Briget Doyle of Holland, Mich., a doctoral student in geological engineering at UMR, recently received the "Outstanding Student Professional Paper, Graduate Division" award from the Association of Engineering Geologists at its annual meeting in Vail, Colo., for her research into the 1811-12 New Madrid earthquake series, the largest to ever hit the United States.
This is the first time a UMR doctoral student has received the award.
Doyle co-authored the paper that served as the basis for the award. Titled "Seismically-Induced Lateral Spread Features in the Western New Madrid Seismic Zone," the paper discusses the existence of enormous lateral spread features thought to have been induced by seismic motion during the 1811-12 New Madrid earthquake sequence. Doyle’s research was the first to verify and characterize the lateral spread features within the New Madrid Seismic Zone.

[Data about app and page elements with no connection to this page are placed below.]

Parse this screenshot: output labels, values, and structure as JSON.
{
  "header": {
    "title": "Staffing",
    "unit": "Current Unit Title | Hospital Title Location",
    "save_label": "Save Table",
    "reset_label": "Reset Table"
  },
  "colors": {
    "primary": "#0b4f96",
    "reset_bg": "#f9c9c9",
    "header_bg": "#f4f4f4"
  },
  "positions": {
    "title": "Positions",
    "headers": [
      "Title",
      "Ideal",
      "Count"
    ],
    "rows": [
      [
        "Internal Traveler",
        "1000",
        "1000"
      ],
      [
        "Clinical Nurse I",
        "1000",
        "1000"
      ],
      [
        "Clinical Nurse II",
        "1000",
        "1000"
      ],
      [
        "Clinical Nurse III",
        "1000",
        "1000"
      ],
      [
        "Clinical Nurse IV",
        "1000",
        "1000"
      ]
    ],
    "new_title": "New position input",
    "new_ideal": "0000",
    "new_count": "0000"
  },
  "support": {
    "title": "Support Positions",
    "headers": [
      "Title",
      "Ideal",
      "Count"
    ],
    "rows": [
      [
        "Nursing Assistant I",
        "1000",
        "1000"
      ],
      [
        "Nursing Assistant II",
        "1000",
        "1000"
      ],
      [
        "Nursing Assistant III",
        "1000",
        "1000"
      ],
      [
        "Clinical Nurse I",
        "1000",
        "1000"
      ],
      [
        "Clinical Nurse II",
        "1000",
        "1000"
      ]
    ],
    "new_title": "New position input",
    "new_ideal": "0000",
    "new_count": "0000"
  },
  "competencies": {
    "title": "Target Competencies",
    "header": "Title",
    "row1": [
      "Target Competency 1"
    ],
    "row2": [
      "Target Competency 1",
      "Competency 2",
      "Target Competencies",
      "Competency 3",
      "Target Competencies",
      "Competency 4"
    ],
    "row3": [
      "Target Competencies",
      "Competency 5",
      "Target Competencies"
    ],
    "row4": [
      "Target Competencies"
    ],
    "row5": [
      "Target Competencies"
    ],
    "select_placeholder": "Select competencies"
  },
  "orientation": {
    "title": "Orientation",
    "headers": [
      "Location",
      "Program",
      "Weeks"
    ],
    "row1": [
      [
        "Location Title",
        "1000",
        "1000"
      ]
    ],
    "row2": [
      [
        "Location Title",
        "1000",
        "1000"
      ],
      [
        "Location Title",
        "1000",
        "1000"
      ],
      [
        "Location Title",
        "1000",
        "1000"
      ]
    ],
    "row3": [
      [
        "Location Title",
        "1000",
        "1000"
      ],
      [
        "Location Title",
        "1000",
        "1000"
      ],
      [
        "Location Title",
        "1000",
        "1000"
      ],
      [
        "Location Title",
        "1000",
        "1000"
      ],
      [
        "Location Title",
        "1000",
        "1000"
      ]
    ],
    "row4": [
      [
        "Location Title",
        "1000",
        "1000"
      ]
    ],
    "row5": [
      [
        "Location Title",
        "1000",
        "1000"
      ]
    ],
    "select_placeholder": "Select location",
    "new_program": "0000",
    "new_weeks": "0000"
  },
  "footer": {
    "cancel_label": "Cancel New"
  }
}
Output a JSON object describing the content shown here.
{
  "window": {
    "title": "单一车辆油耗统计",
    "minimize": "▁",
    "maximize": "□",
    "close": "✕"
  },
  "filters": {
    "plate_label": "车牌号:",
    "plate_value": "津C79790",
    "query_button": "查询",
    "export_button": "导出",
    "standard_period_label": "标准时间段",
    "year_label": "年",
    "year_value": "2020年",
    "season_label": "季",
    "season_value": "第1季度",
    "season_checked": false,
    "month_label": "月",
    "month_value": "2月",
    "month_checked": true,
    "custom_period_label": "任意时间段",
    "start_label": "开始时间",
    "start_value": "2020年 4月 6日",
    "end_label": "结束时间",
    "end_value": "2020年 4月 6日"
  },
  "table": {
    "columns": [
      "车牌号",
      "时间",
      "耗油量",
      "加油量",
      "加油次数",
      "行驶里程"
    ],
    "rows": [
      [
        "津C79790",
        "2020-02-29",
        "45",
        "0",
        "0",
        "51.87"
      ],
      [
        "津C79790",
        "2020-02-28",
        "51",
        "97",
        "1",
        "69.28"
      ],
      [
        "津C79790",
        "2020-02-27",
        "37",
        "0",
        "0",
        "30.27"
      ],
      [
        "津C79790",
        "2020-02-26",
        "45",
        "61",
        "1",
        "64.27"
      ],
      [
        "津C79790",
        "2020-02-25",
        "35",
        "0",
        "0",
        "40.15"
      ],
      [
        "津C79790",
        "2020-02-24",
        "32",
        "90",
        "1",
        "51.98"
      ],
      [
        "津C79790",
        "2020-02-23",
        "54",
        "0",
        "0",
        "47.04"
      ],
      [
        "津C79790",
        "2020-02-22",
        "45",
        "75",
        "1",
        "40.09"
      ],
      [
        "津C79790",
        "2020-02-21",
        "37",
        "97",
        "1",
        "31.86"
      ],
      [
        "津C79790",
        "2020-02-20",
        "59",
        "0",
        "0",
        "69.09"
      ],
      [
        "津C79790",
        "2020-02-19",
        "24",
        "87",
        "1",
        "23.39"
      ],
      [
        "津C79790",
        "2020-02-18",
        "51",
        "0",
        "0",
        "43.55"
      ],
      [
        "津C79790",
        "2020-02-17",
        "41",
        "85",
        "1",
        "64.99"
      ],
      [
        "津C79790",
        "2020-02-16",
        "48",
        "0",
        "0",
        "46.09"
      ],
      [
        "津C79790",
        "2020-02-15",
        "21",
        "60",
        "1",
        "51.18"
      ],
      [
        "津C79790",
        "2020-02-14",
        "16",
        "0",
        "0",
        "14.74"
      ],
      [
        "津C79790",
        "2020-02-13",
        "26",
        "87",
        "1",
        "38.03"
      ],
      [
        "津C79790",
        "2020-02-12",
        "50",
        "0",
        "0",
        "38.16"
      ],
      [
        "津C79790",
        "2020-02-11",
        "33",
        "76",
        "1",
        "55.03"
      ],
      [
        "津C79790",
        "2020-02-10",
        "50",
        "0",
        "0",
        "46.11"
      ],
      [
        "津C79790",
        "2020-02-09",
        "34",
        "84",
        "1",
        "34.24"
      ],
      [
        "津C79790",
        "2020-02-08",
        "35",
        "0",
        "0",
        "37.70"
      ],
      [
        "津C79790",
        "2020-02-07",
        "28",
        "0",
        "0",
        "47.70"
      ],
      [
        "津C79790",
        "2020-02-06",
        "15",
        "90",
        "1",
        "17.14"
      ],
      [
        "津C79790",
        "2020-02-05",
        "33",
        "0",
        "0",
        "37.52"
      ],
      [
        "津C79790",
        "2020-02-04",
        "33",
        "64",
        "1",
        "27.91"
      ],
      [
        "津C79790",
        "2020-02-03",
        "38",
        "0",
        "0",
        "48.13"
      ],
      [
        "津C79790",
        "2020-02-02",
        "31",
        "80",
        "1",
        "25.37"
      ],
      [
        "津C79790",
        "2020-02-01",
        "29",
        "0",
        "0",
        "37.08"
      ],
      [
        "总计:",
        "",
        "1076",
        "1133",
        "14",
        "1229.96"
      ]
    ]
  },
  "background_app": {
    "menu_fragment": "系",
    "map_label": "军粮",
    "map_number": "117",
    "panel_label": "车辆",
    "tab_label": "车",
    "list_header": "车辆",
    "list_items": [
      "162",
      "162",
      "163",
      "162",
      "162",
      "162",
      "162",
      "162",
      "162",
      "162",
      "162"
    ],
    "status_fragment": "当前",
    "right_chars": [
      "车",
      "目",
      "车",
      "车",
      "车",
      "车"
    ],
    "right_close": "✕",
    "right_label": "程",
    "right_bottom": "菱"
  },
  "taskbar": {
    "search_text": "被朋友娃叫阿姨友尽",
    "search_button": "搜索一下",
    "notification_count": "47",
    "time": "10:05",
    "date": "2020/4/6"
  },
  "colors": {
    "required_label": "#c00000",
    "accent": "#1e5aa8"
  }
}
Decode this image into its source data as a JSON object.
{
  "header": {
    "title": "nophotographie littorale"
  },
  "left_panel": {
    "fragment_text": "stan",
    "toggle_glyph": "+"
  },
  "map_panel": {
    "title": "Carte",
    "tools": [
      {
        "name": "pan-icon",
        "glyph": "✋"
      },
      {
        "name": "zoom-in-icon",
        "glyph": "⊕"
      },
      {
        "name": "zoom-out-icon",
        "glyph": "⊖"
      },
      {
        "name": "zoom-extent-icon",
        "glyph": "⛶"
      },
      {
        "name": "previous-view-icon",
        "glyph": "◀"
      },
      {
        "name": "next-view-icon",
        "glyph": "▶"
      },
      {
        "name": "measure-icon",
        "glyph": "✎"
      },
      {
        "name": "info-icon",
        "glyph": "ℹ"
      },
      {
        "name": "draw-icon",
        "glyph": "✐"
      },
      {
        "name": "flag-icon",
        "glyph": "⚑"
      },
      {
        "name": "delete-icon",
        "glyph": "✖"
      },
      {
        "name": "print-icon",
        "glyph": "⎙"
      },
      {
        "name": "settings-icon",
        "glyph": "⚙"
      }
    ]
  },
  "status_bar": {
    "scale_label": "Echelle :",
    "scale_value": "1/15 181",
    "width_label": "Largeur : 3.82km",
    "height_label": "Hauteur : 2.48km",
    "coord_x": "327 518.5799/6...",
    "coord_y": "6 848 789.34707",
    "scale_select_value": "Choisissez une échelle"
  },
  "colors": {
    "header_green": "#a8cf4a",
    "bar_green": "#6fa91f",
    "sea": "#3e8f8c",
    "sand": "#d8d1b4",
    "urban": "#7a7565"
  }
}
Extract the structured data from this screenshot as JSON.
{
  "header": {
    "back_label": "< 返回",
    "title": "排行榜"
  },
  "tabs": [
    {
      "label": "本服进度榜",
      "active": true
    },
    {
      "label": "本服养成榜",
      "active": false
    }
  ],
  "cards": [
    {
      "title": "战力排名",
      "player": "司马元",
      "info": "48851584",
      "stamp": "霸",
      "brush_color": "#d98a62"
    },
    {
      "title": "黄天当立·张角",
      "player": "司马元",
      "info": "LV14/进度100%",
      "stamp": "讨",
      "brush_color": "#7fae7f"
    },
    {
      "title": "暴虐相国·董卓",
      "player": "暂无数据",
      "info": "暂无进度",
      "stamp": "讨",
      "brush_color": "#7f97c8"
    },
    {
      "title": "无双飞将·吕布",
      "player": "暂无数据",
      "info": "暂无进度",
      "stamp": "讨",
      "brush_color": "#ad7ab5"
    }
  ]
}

"The Student Professional Paper award acknowledges professional contributions through written work by student members in both the undergraduate and graduate categories," says Dr. J. David Rogers, the Karl F. Hasselmann Chair of geological engineering at UMR. Rogers served as Doyle’s major field advisor and co-author of the winning paper. He is also the advisor of the UMR student chapter of the Association of Engineering Geologists.
Doyle received a plaque and her paper will be published in an upcoming issue of the Environmental and Engineering Geosciences, a refereed professional journal jointly published by the Association of Engineering Geologists and the Geological Society of America.
Doyle received her bachelor of science and master of science degrees in geological engineering from UMR in 1999 and 2000, respectively. She also holds a bachelor of science degree in hydrogeology from Western Michigan University.
Doyle is currently a visiting scholar in the geological and environmental sciences department at Hope College in Holland, Mich. Her position is supported by the National Science Foundation’s Awards for the Integration of Research and Education program.
The UMR student chapter of the Association of Engineering Geologists was also recognized for its hard work and dedication at the annual meeting. Eight UMR graduate students gave presentations at the conference.
"The chapter received the Runner-up Award for 2003, receiving a plaque and an award check for $125," Rogers says. "The plaque will be displayed outside of the geological engineering offices in McNutt Hall."